• [Task to complete]
Using the data below, find how many lines include the word "interfaces" and report that figure alone.

--- Material provided Enclosed Below ---

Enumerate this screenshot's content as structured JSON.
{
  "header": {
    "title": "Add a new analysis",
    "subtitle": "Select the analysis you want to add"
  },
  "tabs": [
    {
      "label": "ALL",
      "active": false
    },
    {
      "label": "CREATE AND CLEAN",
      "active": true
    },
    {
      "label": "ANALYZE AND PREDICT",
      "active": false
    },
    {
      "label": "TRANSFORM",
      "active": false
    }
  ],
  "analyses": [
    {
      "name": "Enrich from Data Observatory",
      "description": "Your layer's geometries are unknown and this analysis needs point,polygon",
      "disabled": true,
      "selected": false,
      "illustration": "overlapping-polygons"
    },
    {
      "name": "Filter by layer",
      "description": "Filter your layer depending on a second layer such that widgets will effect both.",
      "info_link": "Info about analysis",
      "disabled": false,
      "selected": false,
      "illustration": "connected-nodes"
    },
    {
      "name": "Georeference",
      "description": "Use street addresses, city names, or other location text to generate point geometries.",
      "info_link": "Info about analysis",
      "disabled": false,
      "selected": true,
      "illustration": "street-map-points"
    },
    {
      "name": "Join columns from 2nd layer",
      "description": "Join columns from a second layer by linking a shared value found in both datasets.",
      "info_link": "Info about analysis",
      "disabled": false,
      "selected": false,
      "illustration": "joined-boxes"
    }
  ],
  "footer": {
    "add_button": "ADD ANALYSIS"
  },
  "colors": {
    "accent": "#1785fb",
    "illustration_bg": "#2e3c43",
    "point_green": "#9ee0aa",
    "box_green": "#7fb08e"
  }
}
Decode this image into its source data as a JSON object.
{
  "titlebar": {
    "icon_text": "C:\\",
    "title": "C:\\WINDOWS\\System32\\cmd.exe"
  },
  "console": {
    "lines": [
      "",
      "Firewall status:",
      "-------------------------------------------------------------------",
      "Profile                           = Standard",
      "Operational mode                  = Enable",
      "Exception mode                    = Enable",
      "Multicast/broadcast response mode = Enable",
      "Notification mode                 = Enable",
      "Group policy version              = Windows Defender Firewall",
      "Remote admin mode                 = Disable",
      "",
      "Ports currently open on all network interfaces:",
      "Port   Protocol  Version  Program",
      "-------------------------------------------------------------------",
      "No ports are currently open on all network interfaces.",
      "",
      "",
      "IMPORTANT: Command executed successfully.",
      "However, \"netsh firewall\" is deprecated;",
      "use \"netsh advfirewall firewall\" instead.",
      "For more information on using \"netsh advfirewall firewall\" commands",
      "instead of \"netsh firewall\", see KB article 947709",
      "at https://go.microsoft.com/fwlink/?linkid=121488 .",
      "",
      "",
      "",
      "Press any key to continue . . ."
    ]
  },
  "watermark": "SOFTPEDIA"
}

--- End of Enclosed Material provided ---

• [Result]
2